Action step: 

This blog is all about taking tangible steps to completing your manuscript. Once you have determined your writing plan, write down your goal in a statement form and post it as a reminder. Example: “I will finish a 50,000-word manuscript on organic gardening by 11/30/2016.” Bottom line:

  • Schedule your writing time.
  • Don’t rely on inspiration to strike; appreciate the need for discipline.
  • Remember, what gets scheduled is what gets done!

Time Out for Inspiration: Arlyn

(This is the second in our series, “What Inspires You?” in which Inspira team members share where they find their inspiration and motivation for writing.  Part One was by Assistant Editor Heather Sipes. This week’s post is by Arlyn Lawrence, Inspira’s founder and president. )



For me, motivation to write often comes to me out of an urge to help people. I’m not really the kind of writer who writes just for writing’s sake; I need to have an objective. So, when I have an idea or message I think will equip, encourage, empower, or even inspire someone, I am motivated!

But even though I am legitimately a people person, “alone” is where I do my best thinking, praying, reflecting, producing, and reprogramming. To get myself in the flow, I like to be alone and undistracted by people talking, or by any kind of words at all. (So I can’t write very well in coffee shops, unfortunately!) Generally speaking, an inspirational writing environment for me includes:
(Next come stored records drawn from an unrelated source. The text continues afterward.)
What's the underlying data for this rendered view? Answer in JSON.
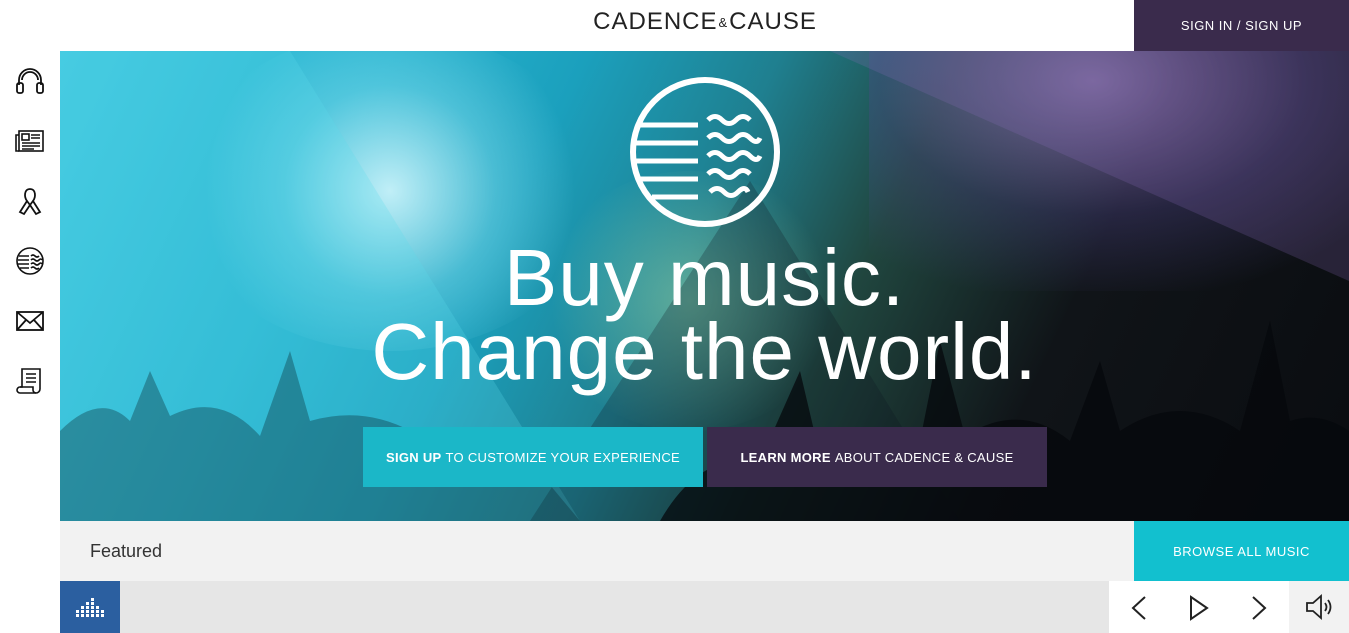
{
  "brand": {
    "left": "CADENCE",
    "amp": "&",
    "right": "CAUSE"
  },
  "header": {
    "signin_label": "SIGN IN / SIGN UP"
  },
  "sidebar": {
    "items": [
      {
        "icon": "headphones-icon"
      },
      {
        "icon": "newspaper-icon"
      },
      {
        "icon": "ribbon-icon"
      },
      {
        "icon": "globe-waves-icon"
      },
      {
        "icon": "envelope-icon"
      },
      {
        "icon": "scroll-icon"
      }
    ]
  },
  "hero": {
    "headline_line1": "Buy music.",
    "headline_line2": "Change the world.",
    "cta_signup_bold": "SIGN UP",
    "cta_signup_rest": "TO CUSTOMIZE YOUR EXPERIENCE",
    "cta_learn_bold": "LEARN MORE",
    "cta_learn_rest": "ABOUT CADENCE & CAUSE"
  },
  "featured": {
    "title": "Featured",
    "browse_label": "BROWSE ALL MUSIC"
  },
  "player": {
    "thumb_icon": "equalizer-icon",
    "controls": [
      "previous-icon",
      "play-icon",
      "next-icon"
    ],
    "volume_icon": "volume-icon"
  },
  "colors": {
    "purple": "#3a2b4c",
    "teal": "#1bb7c8",
    "browse_teal": "#12c0cf",
    "player_blue": "#2b5fa0"
  }
}
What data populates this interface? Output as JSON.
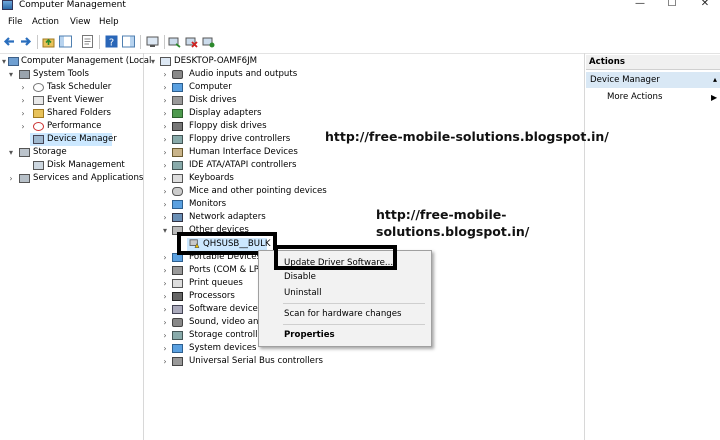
{
  "window": {
    "title": "Computer Management",
    "minimize": "—",
    "maximize": "☐",
    "close": "✕"
  },
  "menu": [
    "File",
    "Action",
    "View",
    "Help"
  ],
  "left_tree": [
    {
      "label": "Computer Management (Local",
      "icon": "computer-management-icon"
    },
    {
      "label": "System Tools",
      "icon": "tools-icon"
    },
    {
      "label": "Task Scheduler",
      "icon": "clock-icon"
    },
    {
      "label": "Event Viewer",
      "icon": "event-viewer-icon"
    },
    {
      "label": "Shared Folders",
      "icon": "shared-folder-icon"
    },
    {
      "label": "Performance",
      "icon": "performance-icon"
    },
    {
      "label": "Device Manager",
      "icon": "device-manager-icon"
    },
    {
      "label": "Storage",
      "icon": "storage-icon"
    },
    {
      "label": "Disk Management",
      "icon": "disk-management-icon"
    },
    {
      "label": "Services and Applications",
      "icon": "services-icon"
    }
  ],
  "device_tree": {
    "root": "DESKTOP-OAMF6JM",
    "items": [
      "Audio inputs and outputs",
      "Computer",
      "Disk drives",
      "Display adapters",
      "Floppy disk drives",
      "Floppy drive controllers",
      "Human Interface Devices",
      "IDE ATA/ATAPI controllers",
      "Keyboards",
      "Mice and other pointing devices",
      "Monitors",
      "Network adapters",
      "Other devices",
      "QHSUSB__BULK",
      "Portable Devices",
      "Ports (COM & LPT",
      "Print queues",
      "Processors",
      "Software devices",
      "Sound, video and",
      "Storage controller",
      "System devices",
      "Universal Serial Bus controllers"
    ]
  },
  "context_menu": [
    "Update Driver Software...",
    "Disable",
    "Uninstall",
    "Scan for hardware changes",
    "Properties"
  ],
  "actions": {
    "header": "Actions",
    "section": "Device Manager",
    "more": "More Actions"
  },
  "watermarks": {
    "one": "http://free-mobile-solutions.blogspot.in/",
    "two_line1": "http://free-mobile-",
    "two_line2": "solutions.blogspot.in/"
  }
}
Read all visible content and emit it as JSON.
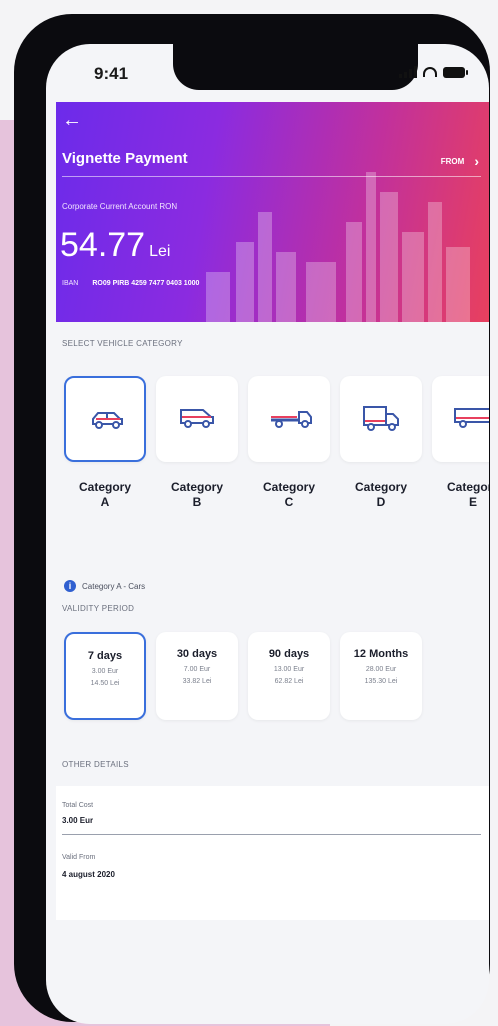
{
  "status": {
    "time": "9:41"
  },
  "header": {
    "title": "Vignette Payment",
    "from_label": "FROM",
    "account_name": "Corporate Current Account RON",
    "amount": "54.77",
    "currency": "Lei",
    "iban_label": "IBAN",
    "iban_value": "RO09 PIRB 4259 7477 0403 1000",
    "colors": {
      "gradient_start": "#6c2bea",
      "gradient_end": "#e8405e"
    }
  },
  "vehicle_section": {
    "label": "SELECT VEHICLE CATEGORY",
    "categories": [
      {
        "name": "Category",
        "letter": "A",
        "icon": "car-icon",
        "selected": true
      },
      {
        "name": "Category",
        "letter": "B",
        "icon": "van-icon",
        "selected": false
      },
      {
        "name": "Category",
        "letter": "C",
        "icon": "flatbed-truck-icon",
        "selected": false
      },
      {
        "name": "Category",
        "letter": "D",
        "icon": "box-truck-icon",
        "selected": false
      },
      {
        "name": "Category",
        "letter": "E",
        "icon": "trailer-truck-icon",
        "selected": false
      }
    ],
    "info_text": "Category A - Cars"
  },
  "validity_section": {
    "label": "VALIDITY PERIOD",
    "periods": [
      {
        "title": "7 days",
        "eur": "3.00 Eur",
        "lei": "14.50 Lei",
        "selected": true
      },
      {
        "title": "30 days",
        "eur": "7.00 Eur",
        "lei": "33.82 Lei",
        "selected": false
      },
      {
        "title": "90 days",
        "eur": "13.00 Eur",
        "lei": "62.82 Lei",
        "selected": false
      },
      {
        "title": "12 Months",
        "eur": "28.00 Eur",
        "lei": "135.30 Lei",
        "selected": false
      }
    ]
  },
  "other_details": {
    "label": "OTHER DETAILS",
    "total_cost_label": "Total Cost",
    "total_cost_value": "3.00 Eur",
    "valid_from_label": "Valid From",
    "valid_from_value": "4 august 2020"
  },
  "accent_color": "#3a6fdc"
}
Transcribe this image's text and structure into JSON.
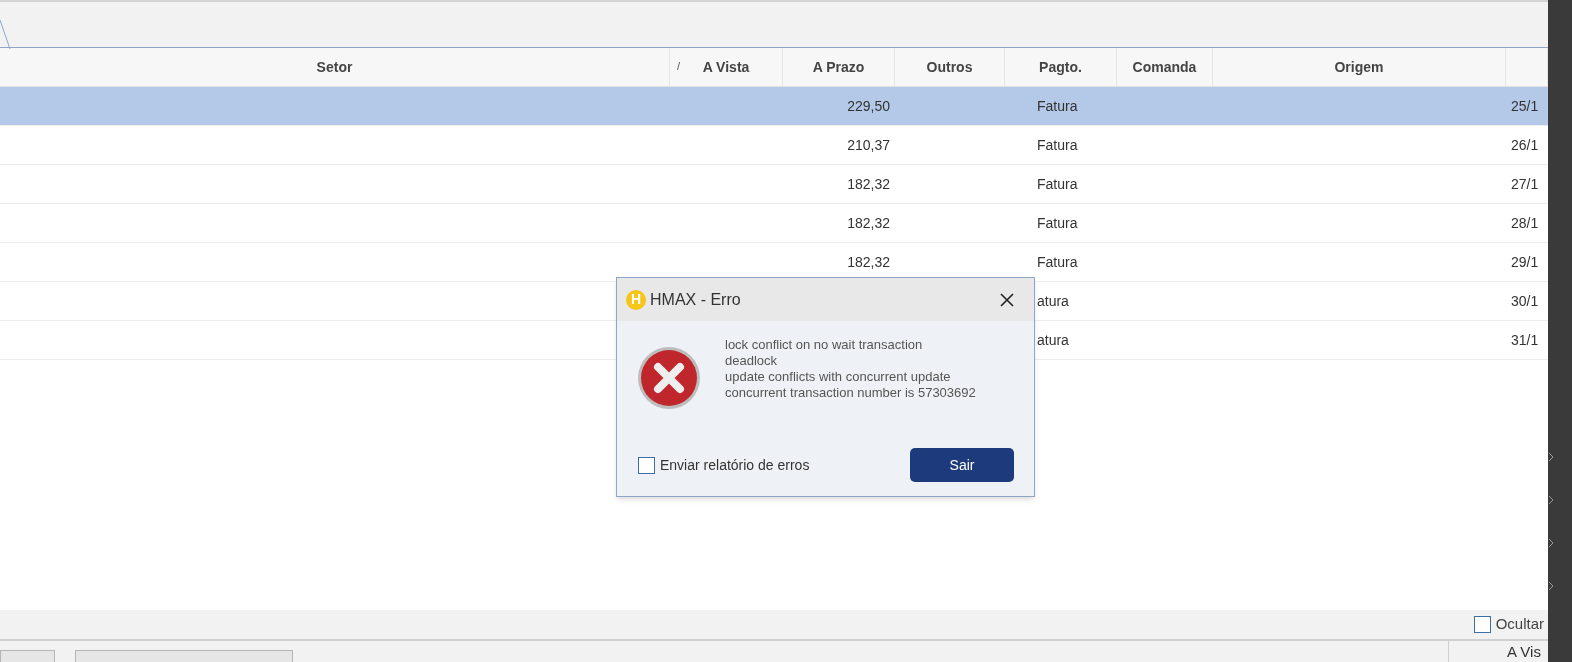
{
  "table": {
    "columns": [
      {
        "label": "Setor"
      },
      {
        "label": "A Vista",
        "sort_mark": "/"
      },
      {
        "label": "A Prazo"
      },
      {
        "label": "Outros"
      },
      {
        "label": "Pagto."
      },
      {
        "label": "Comanda"
      },
      {
        "label": "Origem"
      },
      {}
    ],
    "rows": [
      {
        "selected": true,
        "a_prazo": "229,50",
        "pagto": "Fatura",
        "column_8": "25/1"
      },
      {
        "selected": false,
        "a_prazo": "210,37",
        "pagto": "Fatura",
        "column_8": "26/1"
      },
      {
        "selected": false,
        "a_prazo": "182,32",
        "pagto": "Fatura",
        "column_8": "27/1"
      },
      {
        "selected": false,
        "a_prazo": "182,32",
        "pagto": "Fatura",
        "column_8": "28/1"
      },
      {
        "selected": false,
        "a_prazo": "182,32",
        "pagto": "Fatura",
        "column_8": "29/1"
      },
      {
        "selected": false,
        "pagto": "atura",
        "column_8": "30/1"
      },
      {
        "selected": false,
        "pagto": "atura",
        "column_8": "31/1"
      }
    ]
  },
  "footer": {
    "hide_checkbox": {
      "label": "Ocultar",
      "checked": false
    },
    "column_label": "A Vis"
  },
  "dialog": {
    "title": "HMAX - Erro",
    "logo_letter": "H",
    "message_lines": [
      "lock conflict on no wait transaction",
      "deadlock",
      "update conflicts with concurrent update",
      "concurrent transaction number is 57303692"
    ],
    "send_report": {
      "label": "Enviar relatório de erros",
      "checked": false
    },
    "button": "Sair"
  }
}
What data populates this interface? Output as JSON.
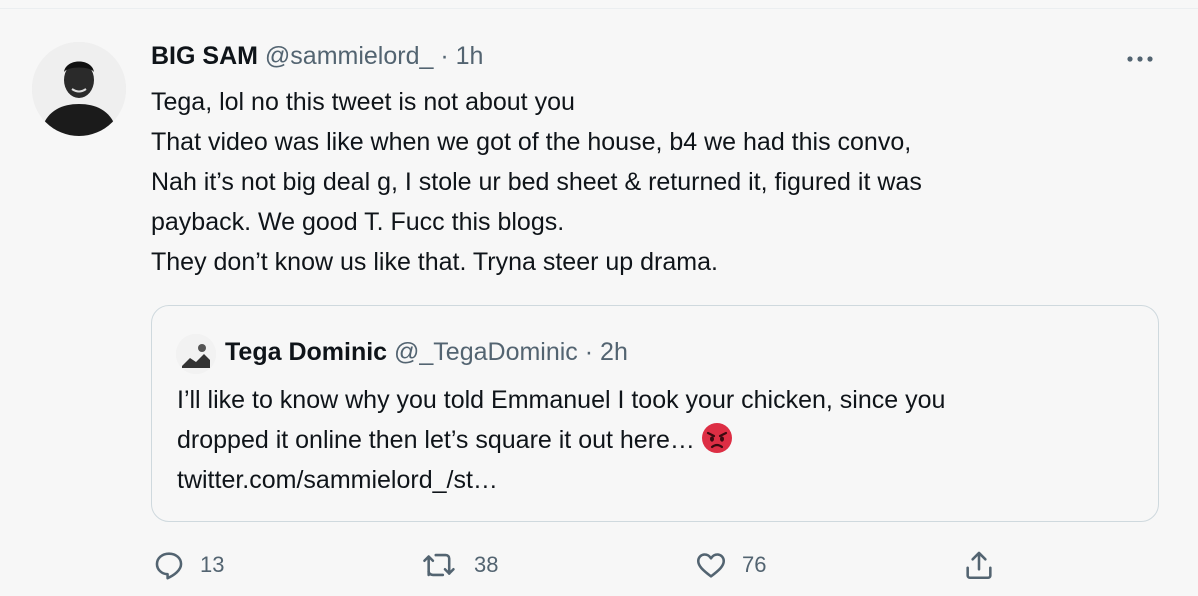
{
  "tweet": {
    "author_name": "BIG SAM",
    "author_handle": "@sammielord_",
    "separator": "·",
    "time": "1h",
    "text_lines": [
      "Tega, lol no this tweet is not about you",
      "That video was like when we got of the house, b4 we had this convo,",
      "Nah it’s not big deal g, I stole ur bed sheet & returned it, figured it was",
      "payback. We good T. Fucc this blogs.",
      "They don’t know us like that. Tryna steer up drama."
    ]
  },
  "quote": {
    "author_name": "Tega Dominic",
    "author_handle": "@_TegaDominic",
    "separator": "·",
    "time": "2h",
    "text_lines": [
      "I’ll like to know why you told Emmanuel I took your chicken, since you",
      "dropped it online then let’s square it out here…",
      "twitter.com/sammielord_/st…"
    ],
    "emoji": "angry-face"
  },
  "actions": {
    "reply_count": "13",
    "retweet_count": "38",
    "like_count": "76"
  },
  "colors": {
    "text": "#0f1419",
    "secondary": "#536471",
    "border": "#cfd9de",
    "background": "#f7f7f7"
  },
  "icons": [
    "more-icon",
    "reply-icon",
    "retweet-icon",
    "like-icon",
    "share-icon"
  ]
}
  • solitude
  • beauty (if I can be near the water or the mountains, that’s a big plus!)
  • music (no words when I’m writing, so I usually choose classical or piano solo)


I think one of the most helpful things I’ve learned as a writer is that inspiration doesn’t just happen. You have to set up for it, sort of “invite it in.” So besides the inspirational ingredients I just mentioned, I also try to set up with:

  • an orderly environment
  • a regular time and place
  • having a defined purpose for the time
  • a clear mental picture of the “whom” I’m writing to/for

We have access to a timeshare condo at Mt. Hood, Oregon, a three-hour drive from our home. When I really need inspiration and solitude for a writing project or multiple projects, it’s a great go-to place for a personal retreat. There, along with time to write, I can enjoy walks in the woods, or a trip to the snow in season. Then there’s the river—right outside my doorstep.


And sometimes I’ll drive a half-hour to the Timberline Lodge on Mt. Hood where I can park myself in a quiet spot to work and look out at the view:


In these settings, I can be incredibly productive and it always amazes me how much I can get done in a shorter amount of time. I am refreshed and re-invigorated by my little “working personal retreats.” I find I actually like spending time with . . . me! When I am home again and back to reality, I feel more on top of things, much refreshed, and definitely more inspired by my “time out.”